What are some applications of machine learning that you think have unexploited potential?

Focusing on Etsy, I think marketplace businesses are unique because marketplace businesses have a demand-side and a supply-side – so there are many optimization problems to be solved.

You’re essentially matching the curiosity of a buyer who has varied interests with the offerings of the sellers. There are, of course, the traditional problems of search recommendation, compositional advertisement, those have been the so far the three major focuses at Etsy in terms of machine learning.

Going forward I see that there are problems everywhere. There are problems around how do we predict your style – like what does rustic mean to me? What does modern mean to me? Style is an extremely personal problem and that’s just one symptom.

What may excite you about a listing is very unique to you and it’s hard to figure that out. When you search for coasters on Etsy, you’ll find 250,000 items — functionally, they’re all coasters, they’re all relevant. But for different users, it might be different things. It’s a massive search e-commerce problem with a heavy component of personalization. On top of that, if you add in different machine learning constraints like marketplace constraints, then the problem becomes even more interesting.

Other problems are:

  • Optimizing for diversity across sellers — wanting to make sure that all our sellers have a fair chance to be surfaced in the search results to grab impressions
  • Free shipping — you may find an item that you like, but because the shipping costs are too high, you may not find it relevant. So how do we weigh those additional costs in?

To summarize, we’ve only scratched the surface with search advertisement and recommendations, but given the constraints of the marketplace, the different growth opportunities, and different ways to personalize in terms of style or functional aspects or taste, I think there’s a huge open space – open canvas – for different applications of machine learning.

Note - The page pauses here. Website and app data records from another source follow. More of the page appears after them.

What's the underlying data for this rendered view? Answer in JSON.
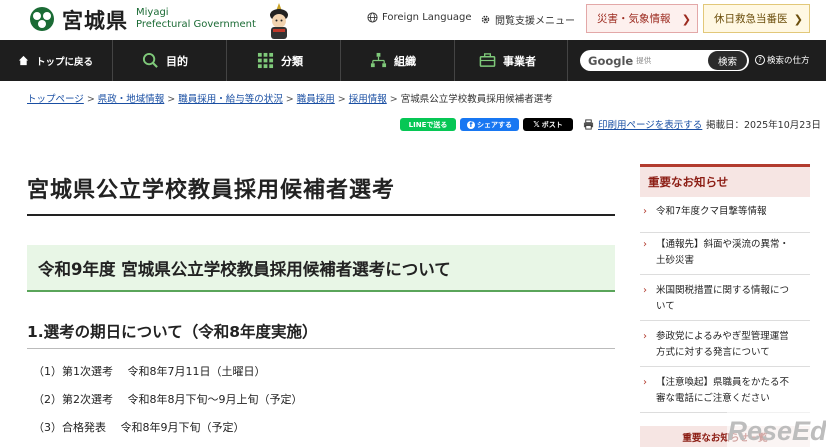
{
  "header": {
    "logo_text": "宮城県",
    "logo_en_line1": "Miyagi",
    "logo_en_line2": "Prefectural Government",
    "foreign_language": "Foreign Language",
    "accessibility_menu": "閲覧支援メニュー",
    "disaster_button": "災害・気象情報",
    "holiday_doctor_button": "休日救急当番医"
  },
  "nav": {
    "back_to_top": "トップに戻る",
    "items": [
      {
        "label": "目的",
        "icon": "search-icon"
      },
      {
        "label": "分類",
        "icon": "grid-icon"
      },
      {
        "label": "組織",
        "icon": "org-chart-icon"
      },
      {
        "label": "事業者",
        "icon": "briefcase-icon"
      }
    ],
    "search_brand": "Google",
    "search_brand_sub": "提供",
    "search_button": "検索",
    "search_help": "検索の仕方"
  },
  "breadcrumb": {
    "links": [
      "トップページ",
      "県政・地域情報",
      "職員採用・給与等の状況",
      "職員採用",
      "採用情報"
    ],
    "current": "宮城県公立学校教員採用候補者選考"
  },
  "share": {
    "line": "LINEで送る",
    "facebook": "シェアする",
    "x": "ポスト",
    "print": "印刷用ページを表示する",
    "posted_date": "掲載日：2025年10月23日"
  },
  "main": {
    "title": "宮城県公立学校教員採用候補者選考",
    "h2": "令和9年度 宮城県公立学校教員採用候補者選考について",
    "h3": "1.選考の期日について（令和8年度実施）",
    "items": [
      "（1）第1次選考　 令和8年7月11日（土曜日）",
      "（2）第2次選考　 令和8年8月下旬～9月上旬（予定）",
      "（3）合格発表　 令和8年9月下旬（予定）"
    ]
  },
  "sidebar": {
    "heading": "重要なお知らせ",
    "items": [
      {
        "line1": "令和7年度クマ目撃等情報",
        "line2": ""
      },
      {
        "line1": "【通報先】斜面や渓流の異常・",
        "line2": "土砂災害"
      },
      {
        "line1": "米国関税措置に関する情報につ",
        "line2": "いて"
      },
      {
        "line1": "参政党によるみやぎ型管理運営",
        "line2": "方式に対する発言について"
      },
      {
        "line1": "【注意喚起】県職員をかたる不",
        "line2": "審な電話にご注意ください"
      }
    ],
    "bottom_link": "重要なお知らせ一覧"
  },
  "watermark": {
    "text": "ReseEd"
  },
  "colors": {
    "nav_bg": "#1e1e1e",
    "accent_red": "#b23b2e",
    "h2_bg": "#e8f6e6",
    "link_blue": "#1a4fa3"
  }
}
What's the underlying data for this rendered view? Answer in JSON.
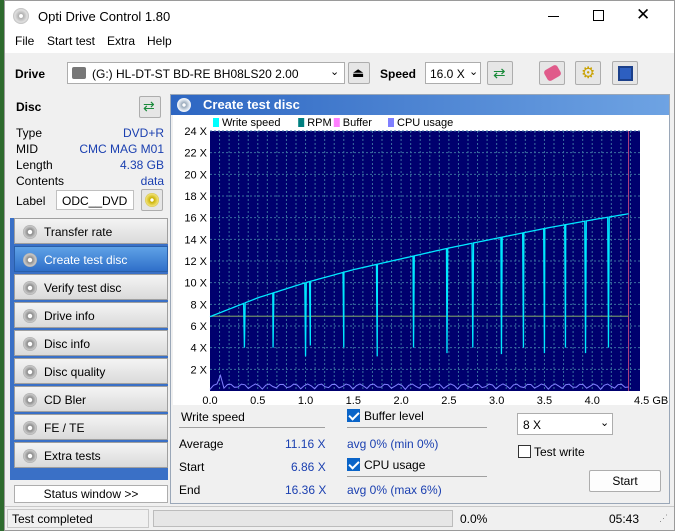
{
  "app": {
    "title": "Opti Drive Control 1.80"
  },
  "menu": [
    "File",
    "Start test",
    "Extra",
    "Help"
  ],
  "toolbar": {
    "drive_label": "Drive",
    "drive_value": "(G:)  HL-DT-ST BD-RE  BH08LS20 2.00",
    "speed_label": "Speed",
    "speed_value": "16.0 X"
  },
  "disc": {
    "header": "Disc",
    "rows": [
      {
        "key": "Type",
        "value": "DVD+R"
      },
      {
        "key": "MID",
        "value": "CMC MAG M01"
      },
      {
        "key": "Length",
        "value": "4.38 GB"
      },
      {
        "key": "Contents",
        "value": "data"
      }
    ],
    "label_key": "Label",
    "label_value": "ODC__DVD"
  },
  "nav": [
    {
      "label": "Transfer rate",
      "active": false
    },
    {
      "label": "Create test disc",
      "active": true
    },
    {
      "label": "Verify test disc",
      "active": false
    },
    {
      "label": "Drive info",
      "active": false
    },
    {
      "label": "Disc info",
      "active": false
    },
    {
      "label": "Disc quality",
      "active": false
    },
    {
      "label": "CD Bler",
      "active": false
    },
    {
      "label": "FE / TE",
      "active": false
    },
    {
      "label": "Extra tests",
      "active": false
    }
  ],
  "status_window_label": "Status window >>",
  "panel": {
    "title": "Create test disc"
  },
  "chart_data": {
    "type": "line",
    "legend": [
      "Write speed",
      "RPM",
      "Buffer",
      "CPU usage"
    ],
    "legend_colors": [
      "#00ffff",
      "#008080",
      "#ff80ff",
      "#8080ff"
    ],
    "xlabel": "GB",
    "x_ticks": [
      "0.0",
      "0.5",
      "1.0",
      "1.5",
      "2.0",
      "2.5",
      "3.0",
      "3.5",
      "4.0",
      "4.5 GB"
    ],
    "y_ticks": [
      "2 X",
      "4 X",
      "6 X",
      "8 X",
      "10 X",
      "12 X",
      "14 X",
      "16 X",
      "18 X",
      "20 X",
      "22 X",
      "24 X"
    ],
    "xlim": [
      0,
      4.5
    ],
    "ylim": [
      0,
      24
    ],
    "series": [
      {
        "name": "Write speed",
        "x": [
          0,
          0.5,
          1.0,
          1.5,
          2.0,
          2.5,
          3.0,
          3.5,
          4.0,
          4.38
        ],
        "values": [
          6.86,
          8.6,
          10.0,
          11.2,
          12.2,
          13.2,
          14.1,
          15.0,
          15.8,
          16.36
        ]
      },
      {
        "name": "RPM",
        "x": [
          0,
          4.38
        ],
        "values": [
          6.9,
          6.9
        ]
      }
    ],
    "dips_x": [
      0.36,
      0.66,
      1.0,
      1.05,
      1.4,
      1.75,
      2.13,
      2.48,
      2.75,
      3.05,
      3.28,
      3.5,
      3.72,
      3.93,
      4.17
    ],
    "dips_to": [
      4.0,
      4.0,
      3.2,
      4.2,
      4.0,
      3.2,
      4.0,
      3.5,
      4.0,
      3.4,
      4.0,
      3.5,
      4.0,
      3.5,
      4.0
    ],
    "end_marker_x": 4.38
  },
  "results": {
    "write_speed_header": "Write speed",
    "average_label": "Average",
    "average_value": "11.16 X",
    "start_label": "Start",
    "start_value": "6.86 X",
    "end_label": "End",
    "end_value": "16.36 X",
    "buffer_label": "Buffer level",
    "buffer_stat": "avg 0% (min 0%)",
    "cpu_label": "CPU usage",
    "cpu_stat": "avg 0% (max 6%)",
    "speed_select": "8 X",
    "test_write_label": "Test write",
    "start_button": "Start"
  },
  "status": {
    "text": "Test completed",
    "progress": "0.0%",
    "time": "05:43"
  }
}
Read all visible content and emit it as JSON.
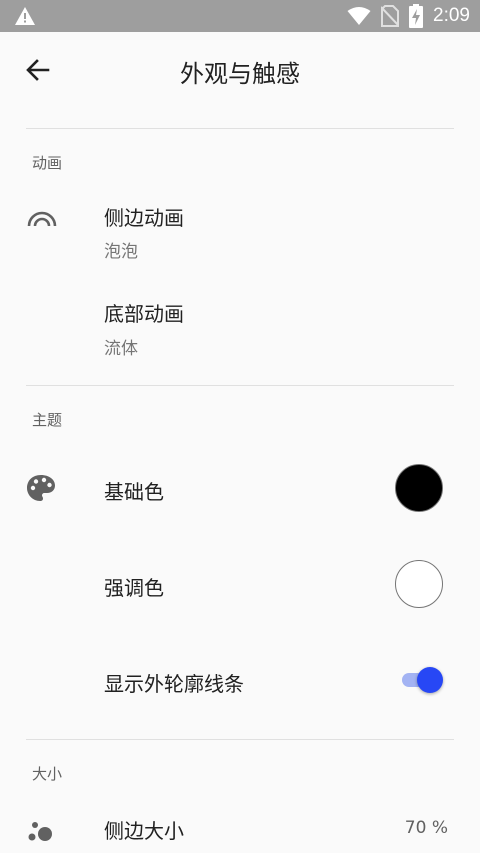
{
  "status_bar": {
    "time": "2:09",
    "icons": [
      "warning-icon",
      "wifi-icon",
      "no-sim-icon",
      "battery-charging-icon"
    ]
  },
  "app_bar": {
    "back_icon": "arrow-back-icon",
    "title": "外观与触感"
  },
  "sections": {
    "animation": {
      "header": "动画",
      "side_animation": {
        "title": "侧边动画",
        "value": "泡泡",
        "icon": "rainbow-arc-icon"
      },
      "bottom_animation": {
        "title": "底部动画",
        "value": "流体"
      }
    },
    "theme": {
      "header": "主题",
      "base_color": {
        "title": "基础色",
        "color": "#000000",
        "icon": "palette-icon"
      },
      "accent_color": {
        "title": "强调色",
        "color": "#ffffff"
      },
      "show_outline": {
        "title": "显示外轮廓线条",
        "enabled": true,
        "accent": "#2747f5"
      }
    },
    "size": {
      "header": "大小",
      "side_size": {
        "title": "侧边大小",
        "value": "70 %",
        "icon": "bubbles-icon"
      }
    }
  }
}
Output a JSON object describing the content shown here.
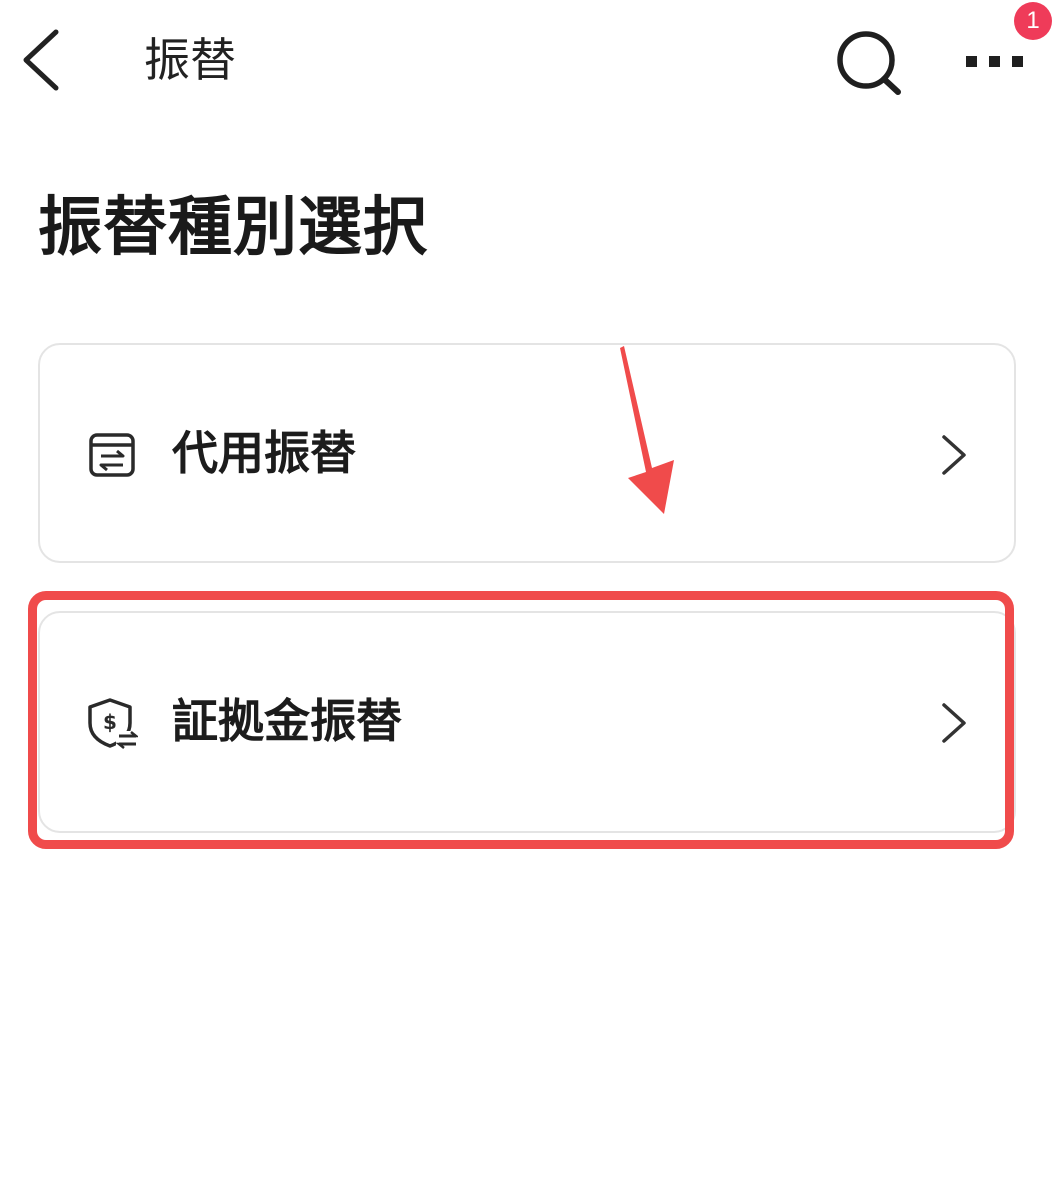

If you’re unfamiliar with Etsy, it’s a popular online marketplace for buying, selling, and collecting exclusive and unique items. Etsy was launched in 2005 and has been continuously growing since then. Etsy also has a lot of fascinating opportunities for developers, data scientists, and machine learning engineers.

Since you’re here…Are you interested in this career track? Investigate with our free guide to what a data professional actually does. When you’re ready to build a CV that will make hiring managers melt, join our Data Science Bootcamp which will help you land a job or your tuition back!

About Siya Raj Purohit

Siya is the Head of Strategic Partnerships at Springboard. After growing up across 12 cities, she found "home" in San Francisco. When she's not working (or talking about edtech), she enjoys writing, dancing, and drinking bubble tea.